Mardy Fish and John Isner have overtaken Roddick in the ATP rankings, becoming the first-choice players for the Davis Cup tie.

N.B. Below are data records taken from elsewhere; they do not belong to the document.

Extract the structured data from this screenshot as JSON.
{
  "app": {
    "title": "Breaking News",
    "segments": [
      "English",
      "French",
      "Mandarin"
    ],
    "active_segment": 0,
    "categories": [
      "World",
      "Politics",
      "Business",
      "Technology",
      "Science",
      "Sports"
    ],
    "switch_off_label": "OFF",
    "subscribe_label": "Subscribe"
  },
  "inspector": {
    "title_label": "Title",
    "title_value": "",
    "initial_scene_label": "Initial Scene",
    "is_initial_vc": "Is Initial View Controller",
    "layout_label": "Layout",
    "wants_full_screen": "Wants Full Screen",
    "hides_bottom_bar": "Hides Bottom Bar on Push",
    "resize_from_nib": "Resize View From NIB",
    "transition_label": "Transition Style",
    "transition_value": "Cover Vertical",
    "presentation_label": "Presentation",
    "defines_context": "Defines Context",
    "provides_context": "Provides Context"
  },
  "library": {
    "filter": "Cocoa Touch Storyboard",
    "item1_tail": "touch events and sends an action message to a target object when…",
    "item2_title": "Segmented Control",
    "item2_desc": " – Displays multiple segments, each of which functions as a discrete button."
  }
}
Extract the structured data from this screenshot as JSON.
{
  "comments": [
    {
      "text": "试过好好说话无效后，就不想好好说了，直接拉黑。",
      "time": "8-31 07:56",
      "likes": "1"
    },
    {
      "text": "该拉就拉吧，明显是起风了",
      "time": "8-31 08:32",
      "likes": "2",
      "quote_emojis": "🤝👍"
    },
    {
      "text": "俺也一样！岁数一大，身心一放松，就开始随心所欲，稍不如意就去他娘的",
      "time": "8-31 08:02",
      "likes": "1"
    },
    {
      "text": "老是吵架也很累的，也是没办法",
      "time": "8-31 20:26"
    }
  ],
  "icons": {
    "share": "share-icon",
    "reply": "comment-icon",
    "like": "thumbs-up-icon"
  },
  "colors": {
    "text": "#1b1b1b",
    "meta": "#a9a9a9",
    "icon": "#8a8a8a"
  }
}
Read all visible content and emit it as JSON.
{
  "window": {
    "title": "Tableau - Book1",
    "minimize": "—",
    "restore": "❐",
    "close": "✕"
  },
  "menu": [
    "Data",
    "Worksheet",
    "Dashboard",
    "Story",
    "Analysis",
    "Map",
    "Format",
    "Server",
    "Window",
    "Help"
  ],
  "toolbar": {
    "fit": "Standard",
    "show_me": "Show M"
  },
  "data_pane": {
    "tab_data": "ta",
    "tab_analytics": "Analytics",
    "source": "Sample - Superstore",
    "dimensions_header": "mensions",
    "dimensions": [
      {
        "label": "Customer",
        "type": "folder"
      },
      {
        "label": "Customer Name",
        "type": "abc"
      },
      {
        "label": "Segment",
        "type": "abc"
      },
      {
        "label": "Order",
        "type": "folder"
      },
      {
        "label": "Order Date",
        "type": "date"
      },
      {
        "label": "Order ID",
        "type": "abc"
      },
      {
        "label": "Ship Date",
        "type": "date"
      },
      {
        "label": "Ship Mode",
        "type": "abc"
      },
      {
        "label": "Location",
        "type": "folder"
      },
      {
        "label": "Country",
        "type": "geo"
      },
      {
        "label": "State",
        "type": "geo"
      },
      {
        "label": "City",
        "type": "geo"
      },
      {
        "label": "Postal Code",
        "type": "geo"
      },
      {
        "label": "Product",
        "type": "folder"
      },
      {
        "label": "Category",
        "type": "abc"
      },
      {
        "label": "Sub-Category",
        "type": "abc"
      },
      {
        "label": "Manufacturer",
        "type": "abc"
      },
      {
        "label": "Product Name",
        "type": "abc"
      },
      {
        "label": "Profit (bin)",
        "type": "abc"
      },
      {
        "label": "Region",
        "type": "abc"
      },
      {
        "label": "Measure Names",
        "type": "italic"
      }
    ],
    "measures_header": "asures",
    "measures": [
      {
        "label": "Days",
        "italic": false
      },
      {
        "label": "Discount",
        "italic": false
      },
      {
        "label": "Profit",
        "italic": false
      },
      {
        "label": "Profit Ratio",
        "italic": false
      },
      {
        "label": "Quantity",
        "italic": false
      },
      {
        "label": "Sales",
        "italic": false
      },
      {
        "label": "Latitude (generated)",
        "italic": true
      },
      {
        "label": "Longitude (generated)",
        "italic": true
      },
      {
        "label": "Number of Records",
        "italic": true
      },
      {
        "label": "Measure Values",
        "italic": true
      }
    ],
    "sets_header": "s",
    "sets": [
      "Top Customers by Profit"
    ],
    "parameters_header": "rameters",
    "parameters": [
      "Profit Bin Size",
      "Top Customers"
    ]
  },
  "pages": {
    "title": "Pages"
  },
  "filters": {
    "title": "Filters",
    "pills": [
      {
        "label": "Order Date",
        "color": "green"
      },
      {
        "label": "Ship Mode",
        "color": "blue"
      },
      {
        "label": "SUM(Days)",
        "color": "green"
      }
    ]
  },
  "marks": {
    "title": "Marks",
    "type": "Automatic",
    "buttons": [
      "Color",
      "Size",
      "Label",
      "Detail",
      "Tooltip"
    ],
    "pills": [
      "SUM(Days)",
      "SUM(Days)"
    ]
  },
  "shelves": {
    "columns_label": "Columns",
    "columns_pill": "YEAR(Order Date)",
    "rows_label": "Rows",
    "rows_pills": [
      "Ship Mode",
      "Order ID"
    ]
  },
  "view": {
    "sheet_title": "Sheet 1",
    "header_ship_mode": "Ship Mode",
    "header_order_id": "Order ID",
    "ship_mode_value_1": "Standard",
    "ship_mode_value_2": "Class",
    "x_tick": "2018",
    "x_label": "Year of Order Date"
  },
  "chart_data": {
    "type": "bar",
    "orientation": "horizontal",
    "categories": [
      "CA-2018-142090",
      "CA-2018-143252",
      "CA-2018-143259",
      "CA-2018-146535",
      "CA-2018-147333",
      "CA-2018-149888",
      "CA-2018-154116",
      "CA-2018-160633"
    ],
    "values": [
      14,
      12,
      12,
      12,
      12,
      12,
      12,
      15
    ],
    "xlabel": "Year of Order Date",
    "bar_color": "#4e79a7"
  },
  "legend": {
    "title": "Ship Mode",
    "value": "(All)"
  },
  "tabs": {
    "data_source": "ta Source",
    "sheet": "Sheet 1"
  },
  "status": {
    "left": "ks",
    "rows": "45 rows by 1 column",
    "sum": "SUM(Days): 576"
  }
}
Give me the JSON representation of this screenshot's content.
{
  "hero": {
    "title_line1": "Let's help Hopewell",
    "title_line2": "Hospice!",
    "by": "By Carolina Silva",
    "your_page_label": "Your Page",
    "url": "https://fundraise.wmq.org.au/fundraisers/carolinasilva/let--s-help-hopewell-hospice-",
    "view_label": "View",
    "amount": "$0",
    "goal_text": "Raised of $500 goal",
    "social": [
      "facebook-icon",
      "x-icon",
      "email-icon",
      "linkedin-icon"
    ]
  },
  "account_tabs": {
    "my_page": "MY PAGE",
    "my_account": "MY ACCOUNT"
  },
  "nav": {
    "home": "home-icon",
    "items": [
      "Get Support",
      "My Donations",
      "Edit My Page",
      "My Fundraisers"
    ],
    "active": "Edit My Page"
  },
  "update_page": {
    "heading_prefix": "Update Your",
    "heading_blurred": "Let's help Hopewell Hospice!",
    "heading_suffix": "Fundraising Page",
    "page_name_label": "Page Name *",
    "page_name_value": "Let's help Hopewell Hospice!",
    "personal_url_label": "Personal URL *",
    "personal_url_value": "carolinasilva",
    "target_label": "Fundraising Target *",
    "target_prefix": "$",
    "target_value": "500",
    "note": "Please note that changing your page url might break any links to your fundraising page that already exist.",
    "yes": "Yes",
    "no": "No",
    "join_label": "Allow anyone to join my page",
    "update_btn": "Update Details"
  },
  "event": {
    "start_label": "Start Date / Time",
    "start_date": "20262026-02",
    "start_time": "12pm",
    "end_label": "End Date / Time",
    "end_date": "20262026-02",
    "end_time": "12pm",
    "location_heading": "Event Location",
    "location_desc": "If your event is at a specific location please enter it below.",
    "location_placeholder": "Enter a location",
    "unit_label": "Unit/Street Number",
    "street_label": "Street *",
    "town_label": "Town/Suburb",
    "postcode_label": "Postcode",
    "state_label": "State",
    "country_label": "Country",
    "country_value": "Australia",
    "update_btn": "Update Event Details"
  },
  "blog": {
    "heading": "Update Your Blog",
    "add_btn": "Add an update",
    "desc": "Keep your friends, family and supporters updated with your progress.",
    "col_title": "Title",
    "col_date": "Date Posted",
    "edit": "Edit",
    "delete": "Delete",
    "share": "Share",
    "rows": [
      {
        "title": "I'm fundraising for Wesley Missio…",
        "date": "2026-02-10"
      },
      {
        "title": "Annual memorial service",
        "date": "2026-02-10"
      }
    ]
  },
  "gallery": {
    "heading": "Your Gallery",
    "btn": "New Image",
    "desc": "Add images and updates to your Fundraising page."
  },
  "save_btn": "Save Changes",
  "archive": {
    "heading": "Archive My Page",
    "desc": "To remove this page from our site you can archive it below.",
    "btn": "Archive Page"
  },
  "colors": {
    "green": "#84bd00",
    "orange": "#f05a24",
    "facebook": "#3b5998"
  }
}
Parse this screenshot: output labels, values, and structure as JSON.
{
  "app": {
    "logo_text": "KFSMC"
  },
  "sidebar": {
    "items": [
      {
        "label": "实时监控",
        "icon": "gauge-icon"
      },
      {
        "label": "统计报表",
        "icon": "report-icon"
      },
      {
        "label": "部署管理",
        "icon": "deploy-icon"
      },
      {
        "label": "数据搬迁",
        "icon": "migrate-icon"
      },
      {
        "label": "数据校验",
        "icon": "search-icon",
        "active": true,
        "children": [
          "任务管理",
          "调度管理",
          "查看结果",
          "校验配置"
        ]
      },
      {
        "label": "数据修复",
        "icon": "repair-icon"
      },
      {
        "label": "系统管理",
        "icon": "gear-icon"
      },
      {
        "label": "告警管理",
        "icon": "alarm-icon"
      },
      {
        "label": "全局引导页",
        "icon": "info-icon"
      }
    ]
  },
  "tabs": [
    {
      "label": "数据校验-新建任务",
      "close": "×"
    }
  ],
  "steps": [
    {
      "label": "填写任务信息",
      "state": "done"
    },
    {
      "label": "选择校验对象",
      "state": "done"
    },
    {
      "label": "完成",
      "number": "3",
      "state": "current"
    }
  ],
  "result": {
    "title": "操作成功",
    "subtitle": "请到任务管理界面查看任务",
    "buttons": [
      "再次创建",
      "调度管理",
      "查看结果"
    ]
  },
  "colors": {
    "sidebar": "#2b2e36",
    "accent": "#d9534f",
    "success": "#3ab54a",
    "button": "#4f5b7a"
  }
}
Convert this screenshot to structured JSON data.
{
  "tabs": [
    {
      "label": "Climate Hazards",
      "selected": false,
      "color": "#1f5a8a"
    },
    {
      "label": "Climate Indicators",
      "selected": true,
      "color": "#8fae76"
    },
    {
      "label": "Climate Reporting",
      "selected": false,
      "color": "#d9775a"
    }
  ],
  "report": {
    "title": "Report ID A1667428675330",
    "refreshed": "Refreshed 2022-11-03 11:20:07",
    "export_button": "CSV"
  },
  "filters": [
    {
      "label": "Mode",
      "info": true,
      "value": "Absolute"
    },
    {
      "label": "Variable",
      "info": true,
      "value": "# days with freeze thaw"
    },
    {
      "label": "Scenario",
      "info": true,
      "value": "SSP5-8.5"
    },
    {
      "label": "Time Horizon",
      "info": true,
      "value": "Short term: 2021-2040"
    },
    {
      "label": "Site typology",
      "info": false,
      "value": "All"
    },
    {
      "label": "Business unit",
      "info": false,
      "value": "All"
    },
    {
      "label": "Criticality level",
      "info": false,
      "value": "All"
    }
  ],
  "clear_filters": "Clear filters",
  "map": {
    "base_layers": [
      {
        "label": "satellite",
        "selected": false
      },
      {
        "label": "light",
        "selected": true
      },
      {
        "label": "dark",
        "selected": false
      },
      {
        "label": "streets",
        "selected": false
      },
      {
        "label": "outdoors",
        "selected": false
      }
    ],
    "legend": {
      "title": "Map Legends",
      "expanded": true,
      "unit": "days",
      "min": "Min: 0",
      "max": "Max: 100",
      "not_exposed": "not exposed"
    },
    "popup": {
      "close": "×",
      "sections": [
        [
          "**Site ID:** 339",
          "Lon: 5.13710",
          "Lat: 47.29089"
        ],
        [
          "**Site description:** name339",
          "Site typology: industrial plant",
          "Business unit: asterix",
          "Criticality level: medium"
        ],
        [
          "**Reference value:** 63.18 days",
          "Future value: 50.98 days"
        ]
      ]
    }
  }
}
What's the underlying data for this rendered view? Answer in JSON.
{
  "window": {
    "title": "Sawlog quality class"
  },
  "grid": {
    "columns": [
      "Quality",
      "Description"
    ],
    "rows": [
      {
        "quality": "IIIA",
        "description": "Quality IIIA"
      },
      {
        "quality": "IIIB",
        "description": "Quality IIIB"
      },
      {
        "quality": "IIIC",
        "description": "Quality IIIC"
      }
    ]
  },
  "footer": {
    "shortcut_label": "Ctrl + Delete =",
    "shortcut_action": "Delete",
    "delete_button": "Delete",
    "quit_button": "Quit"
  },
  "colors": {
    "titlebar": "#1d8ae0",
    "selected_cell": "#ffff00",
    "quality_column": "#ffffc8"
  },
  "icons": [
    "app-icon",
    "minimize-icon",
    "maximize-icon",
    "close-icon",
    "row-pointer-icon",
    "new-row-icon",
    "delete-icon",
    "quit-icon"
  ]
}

Even though the American dominance at Grand Slams has diminished, the Davis Cup team remains a solid power to reckon with.